Look for locally grown produce at farmers' markets, farm stands and food co-ops. You get fresher fare, support your community and help reduce fuel waste and emissions from long-distance shipping.
Keep an eye on the "9."
Check the numbered stickers on fruits and veggies. If they start with #9, your produce is organic, meaning it's grown pesticide-free.
B.Y.O.B. – "bring your own bag."
Skip your supermarket's plastic bags and transport groceries in reusable tote bags or canvas produce sacks.
Ditch the plastic bottles.
Outfit your kitchen tap with a purified water filter, and tote around a refillable sports bottle, made of glass, aluminum or recycled plastic.
Kick those cleaned-out cans, jars, plastic bottles, pizza boxes and even used tin foil to the curb on recycling day. When sorting plastic containers, look for #2 and #3 on the bottom and trash or reuse the rest.
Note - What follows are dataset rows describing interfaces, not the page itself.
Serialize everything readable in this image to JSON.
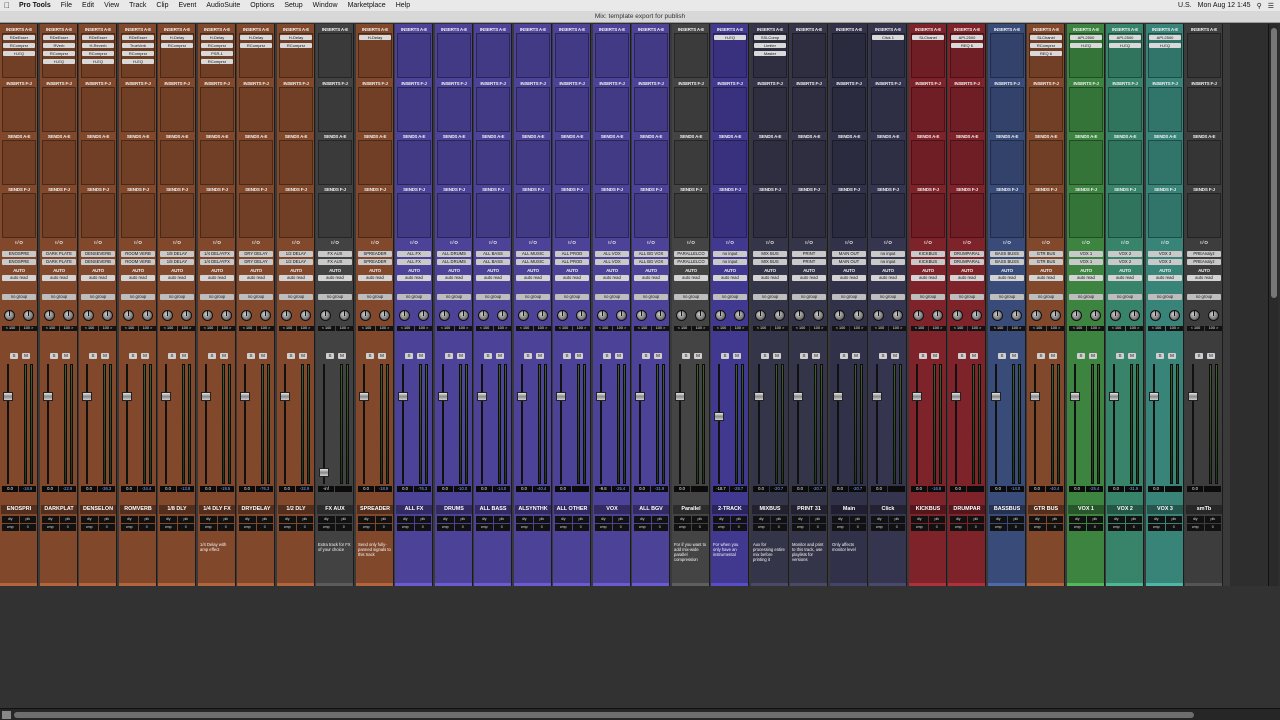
{
  "menubar": {
    "app": "Pro Tools",
    "items": [
      "File",
      "Edit",
      "View",
      "Track",
      "Clip",
      "Event",
      "AudioSuite",
      "Options",
      "Setup",
      "Window",
      "Marketplace",
      "Help"
    ],
    "locale": "U.S.",
    "clock": "Mon Aug 12 1:45"
  },
  "window": {
    "title": "Mix: template export for publish"
  },
  "labels": {
    "inserts": "INSERTS A-E",
    "inserts2": "INSERTS F-J",
    "sends": "SENDS A-E",
    "sends2": "SENDS F-J",
    "io": "I / O",
    "auto": "AUTO",
    "auto_mode": "auto read",
    "group": "no group",
    "m": "M",
    "s": "S"
  },
  "tracks": [
    {
      "name": "ENOSPRI",
      "color": "#b3643d",
      "io": "ENOSPRE",
      "pan": "",
      "vol": "0.0",
      "peak": "-18.9",
      "inserts": [
        "RDeEsser",
        "RComprsr",
        "H-EQ"
      ],
      "comment": ""
    },
    {
      "name": "DARKPLAT",
      "color": "#b3643d",
      "io": "DARK PLATE",
      "pan": "",
      "vol": "0.0",
      "peak": "-22.9",
      "inserts": [
        "RDeEsser",
        "RVerb",
        "RComprsr",
        "H-EQ"
      ],
      "comment": ""
    },
    {
      "name": "DENSELON",
      "color": "#b3643d",
      "io": "DENSEVERB",
      "pan": "",
      "vol": "0.0",
      "peak": "-36.3",
      "inserts": [
        "RDeEsser",
        "H-Reverb",
        "RComprsr",
        "H-EQ"
      ],
      "comment": ""
    },
    {
      "name": "ROMVERB",
      "color": "#b3643d",
      "io": "ROOM VERB",
      "pan": "",
      "vol": "0.0",
      "peak": "-34.4",
      "inserts": [
        "RDeEsser",
        "TrueVerb",
        "RComprsr",
        "H-EQ"
      ],
      "comment": ""
    },
    {
      "name": "1/8 DLY",
      "color": "#b3643d",
      "io": "1/8 DELAY",
      "pan": "",
      "vol": "0.0",
      "peak": "-13.8",
      "inserts": [
        "H-Delay",
        "RComprsr"
      ],
      "comment": ""
    },
    {
      "name": "1/4 DLY FX",
      "color": "#b3643d",
      "io": "1/4 DELAYFX",
      "pan": "",
      "vol": "0.0",
      "peak": "-19.5",
      "inserts": [
        "H-Delay",
        "RComprsr",
        "PSR-1",
        "RComprsr"
      ],
      "comment": "1/4 Delay with amp effect"
    },
    {
      "name": "DRYDELAY",
      "color": "#b3643d",
      "io": "DRY DELAY",
      "pan": "",
      "vol": "0.0",
      "peak": "-76.3",
      "inserts": [
        "H-Delay",
        "RComprsr"
      ],
      "comment": ""
    },
    {
      "name": "1/2 DLY",
      "color": "#b3643d",
      "io": "1/2 DELAY",
      "pan": "pan > 0",
      "vol": "0.0",
      "peak": "-32.9",
      "inserts": [
        "H-Delay",
        "RComprsr"
      ],
      "comment": ""
    },
    {
      "name": "FX AUX",
      "color": "#5b5b5b",
      "io": "FX AUX",
      "pan": "",
      "vol": "-inf",
      "peak": "",
      "inserts": [],
      "comment": "Extra track for FX of your choice"
    },
    {
      "name": "SPREADER",
      "color": "#b3643d",
      "io": "SPREADER",
      "pan": "",
      "vol": "0.0",
      "peak": "-18.9",
      "inserts": [
        "H-Delay"
      ],
      "comment": "Send only fully-panned signals to this track"
    },
    {
      "name": "ALL FX",
      "color": "#6a5bd2",
      "io": "ALL FX",
      "pan": "",
      "vol": "0.0",
      "peak": "-76.3",
      "inserts": [],
      "comment": ""
    },
    {
      "name": "DRUMS",
      "color": "#6a5bd2",
      "io": "ALL DRUMS",
      "pan": "",
      "vol": "0.0",
      "peak": "-10.0",
      "inserts": [],
      "comment": ""
    },
    {
      "name": "ALL BASS",
      "color": "#6a5bd2",
      "io": "ALL BASS",
      "pan": "",
      "vol": "0.0",
      "peak": "-14.0",
      "inserts": [],
      "comment": ""
    },
    {
      "name": "ALSYNTHK",
      "color": "#6a5bd2",
      "io": "ALL MUSIC",
      "pan": "",
      "vol": "0.0",
      "peak": "-40.4",
      "inserts": [],
      "comment": ""
    },
    {
      "name": "ALL OTHER",
      "color": "#6a5bd2",
      "io": "ALL PROD",
      "pan": "",
      "vol": "0.0",
      "peak": "",
      "inserts": [],
      "comment": ""
    },
    {
      "name": "VOX",
      "color": "#6a5bd2",
      "io": "ALL VOX",
      "pan": "",
      "vol": "-9.8",
      "peak": "-25.4",
      "inserts": [],
      "comment": ""
    },
    {
      "name": "ALL BGV",
      "color": "#6a5bd2",
      "io": "ALL BG VOX",
      "pan": "",
      "vol": "0.0",
      "peak": "-31.9",
      "inserts": [],
      "comment": ""
    },
    {
      "name": "Parallel",
      "color": "#5f5f5f",
      "io": "PARALLELCO",
      "pan": "",
      "vol": "0.0",
      "peak": "",
      "inserts": [],
      "comment": "For if you want to add mix-wide parallel compression"
    },
    {
      "name": "2-TRACK",
      "color": "#5a4ec8",
      "io": "no input",
      "pan": "",
      "vol": "-18.7",
      "peak": "-28.7",
      "inserts": [
        "H-EQ"
      ],
      "comment": "For when you only have an instrumental"
    },
    {
      "name": "MIXBUS",
      "color": "#4a4a66",
      "io": "MIX BUS",
      "pan": "",
      "vol": "0.0",
      "peak": "-20.7",
      "inserts": [
        "SSLComp",
        "Limiter",
        "Master"
      ],
      "comment": "Aux for processing entire mix before printing it"
    },
    {
      "name": "PRINT 31",
      "color": "#4a4a66",
      "io": "PRINT",
      "pan": "",
      "vol": "0.0",
      "peak": "-20.7",
      "inserts": [],
      "comment": "Monitor and print to this track, use playlists for versions"
    },
    {
      "name": "Main",
      "color": "#444466",
      "io": "MAIN OUT",
      "pan": "",
      "vol": "0.0",
      "peak": "-20.7",
      "inserts": [],
      "comment": "Only affects monitor level"
    },
    {
      "name": "Click",
      "color": "#4a4a6e",
      "io": "no input",
      "pan": "pan > 0",
      "vol": "0.0",
      "peak": "",
      "inserts": [
        "Click 1"
      ],
      "comment": ""
    },
    {
      "name": "KICKBUS",
      "color": "#b0303c",
      "io": "KICKBUS",
      "pan": "",
      "vol": "0.0",
      "peak": "-16.8",
      "inserts": [
        "SLChanel"
      ],
      "comment": ""
    },
    {
      "name": "DRUMPAR",
      "color": "#b0303c",
      "io": "DRUMPARAL",
      "pan": "",
      "vol": "0.0",
      "peak": "",
      "inserts": [
        "API-2500",
        "REQ 6"
      ],
      "comment": ""
    },
    {
      "name": "BASSBUS",
      "color": "#4f6aa8",
      "io": "BASS BUSS",
      "pan": "",
      "vol": "0.0",
      "peak": "-14.0",
      "inserts": [],
      "comment": ""
    },
    {
      "name": "GTR BUS",
      "color": "#b3643d",
      "io": "GTR BUS",
      "pan": "",
      "vol": "0.0",
      "peak": "-40.4",
      "inserts": [
        "SLChanel",
        "RComprsr",
        "REQ 6"
      ],
      "comment": ""
    },
    {
      "name": "VOX 1",
      "color": "#55b85a",
      "io": "VOX 1",
      "pan": "",
      "vol": "0.0",
      "peak": "-25.4",
      "inserts": [
        "API-2500",
        "H-EQ"
      ],
      "comment": ""
    },
    {
      "name": "VOX 2",
      "color": "#4eb894",
      "io": "VOX 2",
      "pan": "",
      "vol": "0.0",
      "peak": "-31.9",
      "inserts": [
        "API-2500",
        "H-EQ"
      ],
      "comment": ""
    },
    {
      "name": "VOX 3",
      "color": "#4eb8a8",
      "io": "VOX 3",
      "pan": "",
      "vol": "0.0",
      "peak": "",
      "inserts": [
        "API-2500",
        "H-EQ"
      ],
      "comment": ""
    },
    {
      "name": "smTb",
      "color": "#555555",
      "io": "PREAnalyz",
      "pan": "pan > 0",
      "vol": "0.0",
      "peak": "",
      "inserts": [],
      "comment": ""
    }
  ]
}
Buy in bulk, pick fresh ingredients and look for products with limited — or at least recyclable — packaging. Switch to cloth napkins or buy paper towels and napkins labeled "recycled," "unbleached" and/or "post-consumer waste."
Outdoor grills take less energy than your stove and keep heat out of the house, reducing costly strain on your AC. Better still: upgrade to induction cooking — it's most efficient.
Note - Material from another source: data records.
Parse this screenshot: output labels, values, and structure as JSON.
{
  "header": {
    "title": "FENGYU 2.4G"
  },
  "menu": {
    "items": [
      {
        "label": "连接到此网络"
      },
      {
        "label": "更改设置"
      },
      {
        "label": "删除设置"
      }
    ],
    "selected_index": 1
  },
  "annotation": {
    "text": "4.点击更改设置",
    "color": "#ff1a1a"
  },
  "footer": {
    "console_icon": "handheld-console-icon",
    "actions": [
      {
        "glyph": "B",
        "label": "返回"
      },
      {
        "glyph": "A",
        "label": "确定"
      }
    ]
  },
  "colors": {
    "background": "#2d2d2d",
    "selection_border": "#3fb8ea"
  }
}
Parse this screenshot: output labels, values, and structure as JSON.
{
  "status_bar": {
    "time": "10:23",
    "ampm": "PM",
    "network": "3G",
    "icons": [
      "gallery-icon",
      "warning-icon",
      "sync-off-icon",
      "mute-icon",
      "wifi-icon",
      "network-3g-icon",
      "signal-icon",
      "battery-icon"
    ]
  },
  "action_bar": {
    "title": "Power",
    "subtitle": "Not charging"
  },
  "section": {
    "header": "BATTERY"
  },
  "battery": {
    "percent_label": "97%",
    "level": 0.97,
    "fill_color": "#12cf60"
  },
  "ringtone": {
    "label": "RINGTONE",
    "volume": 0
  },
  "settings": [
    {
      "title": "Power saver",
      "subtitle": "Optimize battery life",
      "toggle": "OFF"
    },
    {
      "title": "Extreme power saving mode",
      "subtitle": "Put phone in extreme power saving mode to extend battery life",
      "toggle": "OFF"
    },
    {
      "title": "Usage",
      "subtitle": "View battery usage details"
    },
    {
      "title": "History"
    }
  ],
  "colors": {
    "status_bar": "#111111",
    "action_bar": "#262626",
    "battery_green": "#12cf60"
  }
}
Fill empty space in your refrigerator or freezer with crumpled newspapers or full water bottles — it improves cooling and saves electricity and money.
Feed fresh kitchen scraps (no meats or oils, please) to a compost pile. Then use the nutrient-rich compost to perk up your herb garden.
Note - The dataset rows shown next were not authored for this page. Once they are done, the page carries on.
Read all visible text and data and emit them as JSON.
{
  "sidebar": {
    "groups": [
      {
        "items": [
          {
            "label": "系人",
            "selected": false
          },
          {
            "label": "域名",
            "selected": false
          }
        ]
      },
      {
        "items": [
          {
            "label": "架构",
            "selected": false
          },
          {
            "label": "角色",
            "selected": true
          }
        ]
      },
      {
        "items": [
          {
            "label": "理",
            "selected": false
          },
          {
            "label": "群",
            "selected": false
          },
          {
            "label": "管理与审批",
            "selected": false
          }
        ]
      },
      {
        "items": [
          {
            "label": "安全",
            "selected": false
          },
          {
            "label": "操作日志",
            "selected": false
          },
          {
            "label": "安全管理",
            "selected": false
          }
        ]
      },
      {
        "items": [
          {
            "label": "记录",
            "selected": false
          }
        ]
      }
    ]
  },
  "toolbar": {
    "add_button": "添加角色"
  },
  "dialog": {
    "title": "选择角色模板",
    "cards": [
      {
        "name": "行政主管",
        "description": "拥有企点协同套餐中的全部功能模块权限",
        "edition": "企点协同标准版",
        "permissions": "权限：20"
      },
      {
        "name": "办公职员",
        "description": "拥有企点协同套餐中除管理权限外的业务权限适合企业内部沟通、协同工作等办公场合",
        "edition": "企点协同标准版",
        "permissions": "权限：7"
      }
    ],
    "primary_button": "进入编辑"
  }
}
Scour cast-iron pans with salt to preserve seasoning, turn off the tap while scrubbing dishes and only run a full dishwasher. Plus, stock your pantry with the best natural cleaners: baking soda, lemon juice, white vinegar and club soda.